Exercise details ▸ Could you give the data below again exactly, apart from the pictures?

··· Given data

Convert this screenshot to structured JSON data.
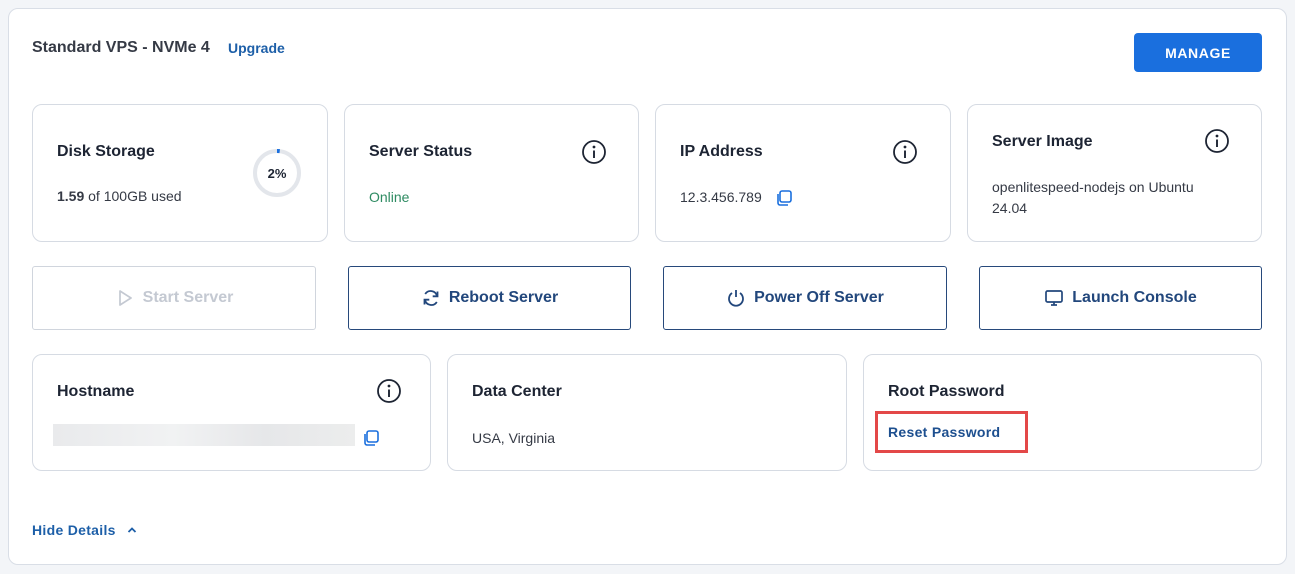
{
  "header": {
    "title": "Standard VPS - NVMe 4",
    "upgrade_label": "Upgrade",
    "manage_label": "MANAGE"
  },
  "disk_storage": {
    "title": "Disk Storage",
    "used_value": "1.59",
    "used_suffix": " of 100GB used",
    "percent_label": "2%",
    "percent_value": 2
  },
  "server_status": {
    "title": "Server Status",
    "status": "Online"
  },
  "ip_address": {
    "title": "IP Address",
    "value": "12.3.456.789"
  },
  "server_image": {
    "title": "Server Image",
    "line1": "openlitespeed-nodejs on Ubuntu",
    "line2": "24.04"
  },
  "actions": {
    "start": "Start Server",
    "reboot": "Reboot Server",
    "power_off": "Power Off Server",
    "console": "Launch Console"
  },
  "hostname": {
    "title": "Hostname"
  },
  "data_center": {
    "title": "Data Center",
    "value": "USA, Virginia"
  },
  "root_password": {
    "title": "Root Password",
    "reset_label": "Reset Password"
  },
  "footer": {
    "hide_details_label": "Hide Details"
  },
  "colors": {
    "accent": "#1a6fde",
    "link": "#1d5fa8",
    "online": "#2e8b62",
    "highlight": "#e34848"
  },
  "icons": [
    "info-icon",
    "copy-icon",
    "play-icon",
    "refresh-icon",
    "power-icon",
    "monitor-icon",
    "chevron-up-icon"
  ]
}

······

Result ▸
Convert this screenshot to structured JSON data.
{
  "header": {
    "title": "Standard VPS - NVMe 4",
    "upgrade_label": "Upgrade",
    "manage_label": "MANAGE"
  },
  "disk_storage": {
    "title": "Disk Storage",
    "used_value": "1.59",
    "used_suffix": " of 100GB used",
    "percent_label": "2%",
    "percent_value": 2
  },
  "server_status": {
    "title": "Server Status",
    "status": "Online"
  },
  "ip_address": {
    "title": "IP Address",
    "value": "12.3.456.789"
  },
  "server_image": {
    "title": "Server Image",
    "line1": "openlitespeed-nodejs on Ubuntu",
    "line2": "24.04"
  },
  "actions": {
    "start": "Start Server",
    "reboot": "Reboot Server",
    "power_off": "Power Off Server",
    "console": "Launch Console"
  },
  "hostname": {
    "title": "Hostname"
  },
  "data_center": {
    "title": "Data Center",
    "value": "USA, Virginia"
  },
  "root_password": {
    "title": "Root Password",
    "reset_label": "Reset Password"
  },
  "footer": {
    "hide_details_label": "Hide Details"
  },
  "colors": {
    "accent": "#1a6fde",
    "link": "#1d5fa8",
    "online": "#2e8b62",
    "highlight": "#e34848"
  },
  "icons": [
    "info-icon",
    "copy-icon",
    "play-icon",
    "refresh-icon",
    "power-icon",
    "monitor-icon",
    "chevron-up-icon"
  ]
}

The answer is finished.